Posted by
11898 posts

Hi,

Which cities in Sweden, Austria and Germany have you decided on seeing?

Posted by
3 posts

Thank you all so much for all the feedback. I am reading everyone's comments. Sorry to not respond sooner, I am simply soaking it all in and trying to create a more concrete plan. I was then going to repost and get another round of feedback. I think at first I was overwhelmed by just how unprepared I am. Again thank you all so much, your advice has been invaluable so far and I am really excited to my next post to get another round of feedback and continue to refine my plans.

Posted by
2521 posts

Thanks for coming back and acknowledging you need to do some off line planning. No harm there, and sometimes people get impatient when no replies. That being said, there are plenty that ask something and never respond whether it was of use or not.
Glad you recognize it needs some work. Feel free to come back when you have some next steps to review.

Posted by
1742 posts

Instead of a list of countries, I would focus on sights, activities and cities that you are interested in and then figure out how to connect the dots with the best logistics. For example.....Hike the Cinque Terre, see the David and tour a winery in Tuscany as opposed to "Italy". Start with a random list go from there.

Posted by
4549 posts

You probably need to pare back the list a bit, the logical observation is that Sweden and Greece really interrupt the flow, and will chew up some travel time to get there and back, do you really have a strong interest in those two areas?

From there, start to list potential stops in each country, rather than country, since most of the others are fairly compact, stops are what will determine what can be accomplished. If 6 places in Italy interest you, but only one in Switzerland, then you can start to apportion your time.

Posted by
3 posts

So I am working on paring back the list. I am nowhere near where I want to be to present a full plan to you guys.
Right now I am thinking of flying into Portugal (maybe Porto then work my way south insert town*) working my way through Spain (starting in Seville, then maybe Madrid and end in San Sebastion) Stop in France (the reason I left this out before is because I went there for a month when I was 17 and truly did not enjoy my time there. That being said after all you comments I will try it again.) I was thinking maybe nice and Lyon.) After France work my way across Italy (I recently did southern Italy, so I was thinking lake Como, Milan, and Venice) Take a cruise from Venice through the Greek islands and end in Athens. (I know Greece is out of the way but its something we really wanna do. Fly from Athens to Vienna, work my way up from Vienna to Prague stopping at Ceske Krumlov. Then from Prague go to Hamburg and maybe stop in Berlin along the way. Get to Copenhagen from there then go to the UK to explore before flying home. I definitely still need a ton of help and this is still ridiculously rough. I am trying to start in the south as suggested, then work my way north. I also tried to cut out a few places and take things a little slower, maybe 5 to 6 days per place depending on your guy's opinions on the cities. We are not super interested in art. We love activities. We were thinking, some cooking classes in Italy, surfing in Portugal, hiking wherever you guys say. Suggestions are very very welcome.

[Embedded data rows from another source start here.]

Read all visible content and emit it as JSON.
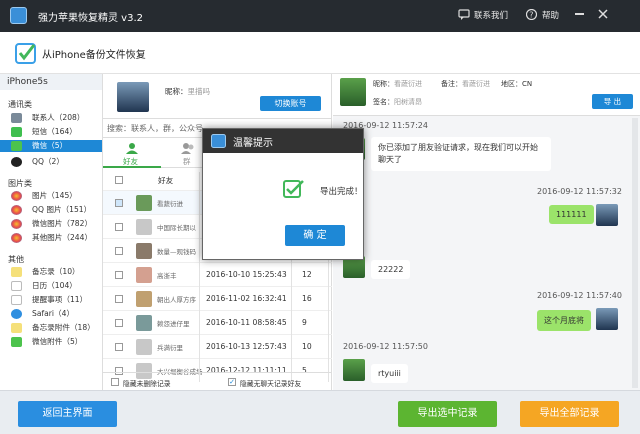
{
  "title_bar": {
    "app_title": "强力苹果恢复精灵 v3.2",
    "contact": "联系我们",
    "help": "帮助"
  },
  "subheader": {
    "title": "从iPhone备份文件恢复"
  },
  "sidebar": {
    "device": "iPhone5s",
    "groups": [
      {
        "label": "通讯类",
        "items": [
          {
            "label": "联系人（208）"
          },
          {
            "label": "短信（164）"
          },
          {
            "label": "微信（5）"
          },
          {
            "label": "QQ（2）"
          }
        ]
      },
      {
        "label": "图片类",
        "items": [
          {
            "label": "图片（145）"
          },
          {
            "label": "QQ 图片（151）"
          },
          {
            "label": "微信图片（782）"
          },
          {
            "label": "其他图片（244）"
          }
        ]
      },
      {
        "label": "其他",
        "items": [
          {
            "label": "备忘录（10）"
          },
          {
            "label": "日历（104）"
          },
          {
            "label": "提醒事项（11）"
          },
          {
            "label": "Safari（4）"
          },
          {
            "label": "备忘录附件（18）"
          },
          {
            "label": "微信附件（5）"
          }
        ]
      }
    ]
  },
  "center": {
    "nickname_label": "昵称：",
    "nickname_value": "里描吗",
    "switch_account": "切换账号",
    "search_placeholder": "搜索：联系人，群，公众号",
    "tab_friends": "好友",
    "tab_groups": "群",
    "col_friend": "好友",
    "rows": [
      {
        "name": "看蔬衍进",
        "date": "",
        "count": ""
      },
      {
        "name": "中国际长期以",
        "date": "",
        "count": ""
      },
      {
        "name": "数量—观钱码",
        "date": "",
        "count": ""
      },
      {
        "name": "高浙丰",
        "date": "2016-10-10 15:25:43",
        "count": "12"
      },
      {
        "name": "朝出人厚方序",
        "date": "2016-11-02 16:32:41",
        "count": "16"
      },
      {
        "name": "赖怨进仔里",
        "date": "2016-10-11 08:58:45",
        "count": "9"
      },
      {
        "name": "兵满衍里",
        "date": "2016-10-13 12:57:43",
        "count": "10"
      },
      {
        "name": "大兴堀衡谷成场",
        "date": "2016-12-12 11:11:11",
        "count": "5"
      }
    ],
    "hide_deleted": "隐藏未删除记录",
    "hide_no_chat": "隐藏无聊天记录好友"
  },
  "right": {
    "nickname_label": "昵称：",
    "nickname_value": "看蔬衍进",
    "remark_label": "备注：",
    "remark_value": "看蔬衍进",
    "region_label": "地区：",
    "region_value": "CN",
    "sign_label": "签名：",
    "sign_value": "阳树清昂",
    "export_btn": "导 出",
    "messages": [
      {
        "time": "2016-09-12 11:57:24",
        "text": "你已添加了朋友验证请求，现在我们可以开始聊天了",
        "side": "left"
      },
      {
        "time": "2016-09-12 11:57:32",
        "text": "111111",
        "side": "right"
      },
      {
        "time": "",
        "text": "22222",
        "side": "left"
      },
      {
        "time": "2016-09-12 11:57:40",
        "text": "这个月底将",
        "side": "right"
      },
      {
        "time": "2016-09-12 11:57:50",
        "text": "rtyuiii",
        "side": "left"
      }
    ]
  },
  "dialog": {
    "title": "温馨提示",
    "message": "导出完成！",
    "ok": "确 定"
  },
  "footer": {
    "back": "返回主界面",
    "export_selected": "导出选中记录",
    "export_all": "导出全部记录"
  },
  "colors": {
    "accent": "#1e88d6",
    "titlebar": "#262b30",
    "green_btn": "#5cb531",
    "orange_btn": "#f5a623",
    "bubble_green": "#9be36a"
  }
}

Posted by
2837 posts

One suggestion I'd make is don't worry as much about your trip making a "logical" route - because the best way to travel will be a mix of trains (obviously my favorite) AND budget airlines. You'll want to pack light for a trip like this anyway, and stay primarily in apartments with laundry available. So if you find a $19 flight from Madrid to Athens, it doesn't matter that it's "far", it's 2 hours in the air.

It is a jumble creating a trip this big but highlight the places you are interested in and see the connections between those places and other places by direct cheap flight and/or train to work out the travel. It's a lot of research. Skyscanner and GoogleFlights are my main tools and they are often invaluable. I agree with everyone else that longer stays in areas where you can go day tripping from is less exhausting than moving more frequently.